"""

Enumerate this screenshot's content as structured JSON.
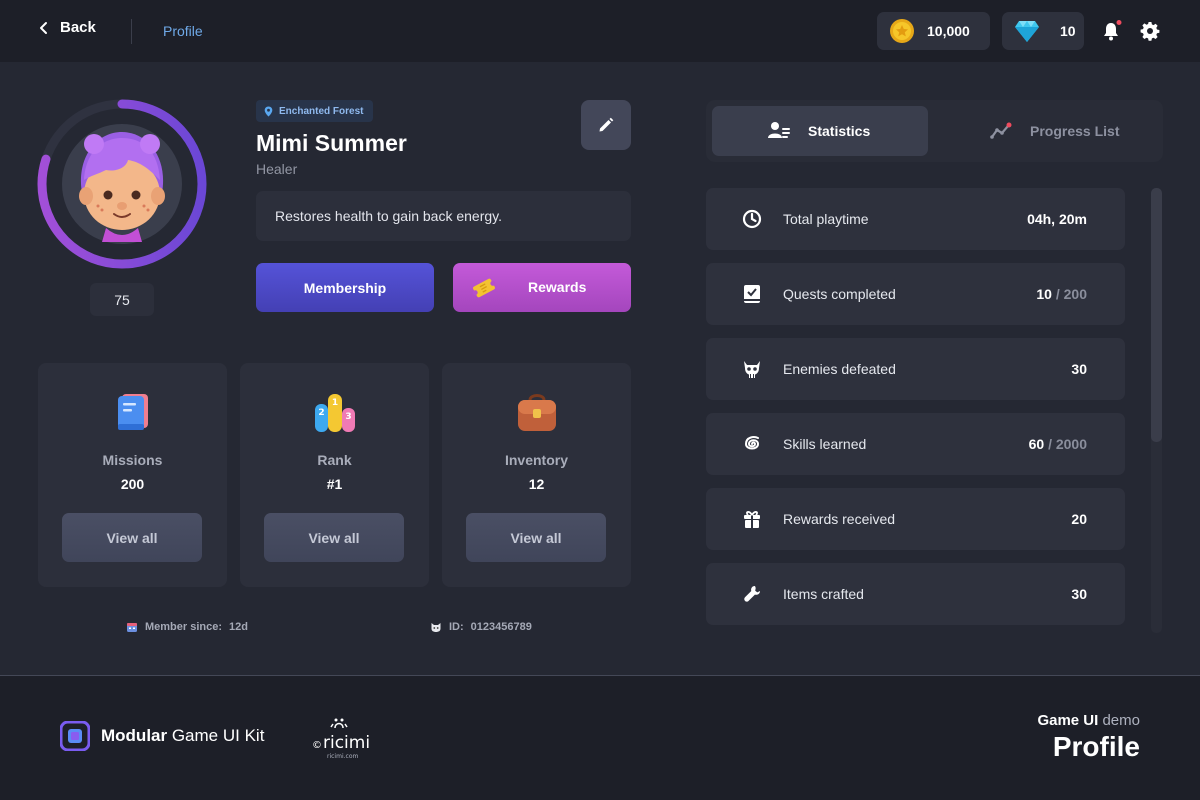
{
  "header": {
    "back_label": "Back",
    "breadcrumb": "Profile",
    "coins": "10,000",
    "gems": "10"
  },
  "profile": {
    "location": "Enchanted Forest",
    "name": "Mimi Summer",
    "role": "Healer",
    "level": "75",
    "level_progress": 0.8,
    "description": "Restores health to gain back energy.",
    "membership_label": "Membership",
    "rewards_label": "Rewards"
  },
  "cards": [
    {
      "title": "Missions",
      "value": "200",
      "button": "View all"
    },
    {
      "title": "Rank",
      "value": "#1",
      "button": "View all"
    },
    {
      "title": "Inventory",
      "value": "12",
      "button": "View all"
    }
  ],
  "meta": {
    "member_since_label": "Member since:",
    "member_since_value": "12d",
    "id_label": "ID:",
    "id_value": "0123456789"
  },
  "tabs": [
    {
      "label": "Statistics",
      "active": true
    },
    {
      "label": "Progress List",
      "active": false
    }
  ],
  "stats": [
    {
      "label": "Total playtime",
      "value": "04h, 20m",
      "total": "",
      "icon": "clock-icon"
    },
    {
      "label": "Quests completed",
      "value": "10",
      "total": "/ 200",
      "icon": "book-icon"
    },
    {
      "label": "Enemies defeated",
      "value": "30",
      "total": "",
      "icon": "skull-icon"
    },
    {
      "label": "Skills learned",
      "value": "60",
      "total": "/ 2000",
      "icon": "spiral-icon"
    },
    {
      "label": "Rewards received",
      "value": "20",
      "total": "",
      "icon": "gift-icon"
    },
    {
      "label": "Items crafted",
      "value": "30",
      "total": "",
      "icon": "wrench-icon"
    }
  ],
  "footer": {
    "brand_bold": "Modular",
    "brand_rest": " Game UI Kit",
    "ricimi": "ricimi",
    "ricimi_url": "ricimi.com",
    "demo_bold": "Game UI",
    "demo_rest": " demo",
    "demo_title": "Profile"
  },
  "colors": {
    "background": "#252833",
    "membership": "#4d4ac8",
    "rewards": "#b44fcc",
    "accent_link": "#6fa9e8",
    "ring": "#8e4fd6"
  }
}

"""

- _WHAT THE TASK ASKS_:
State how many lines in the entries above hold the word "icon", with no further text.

- _ANSWER TO THIS PROBLEM_:
6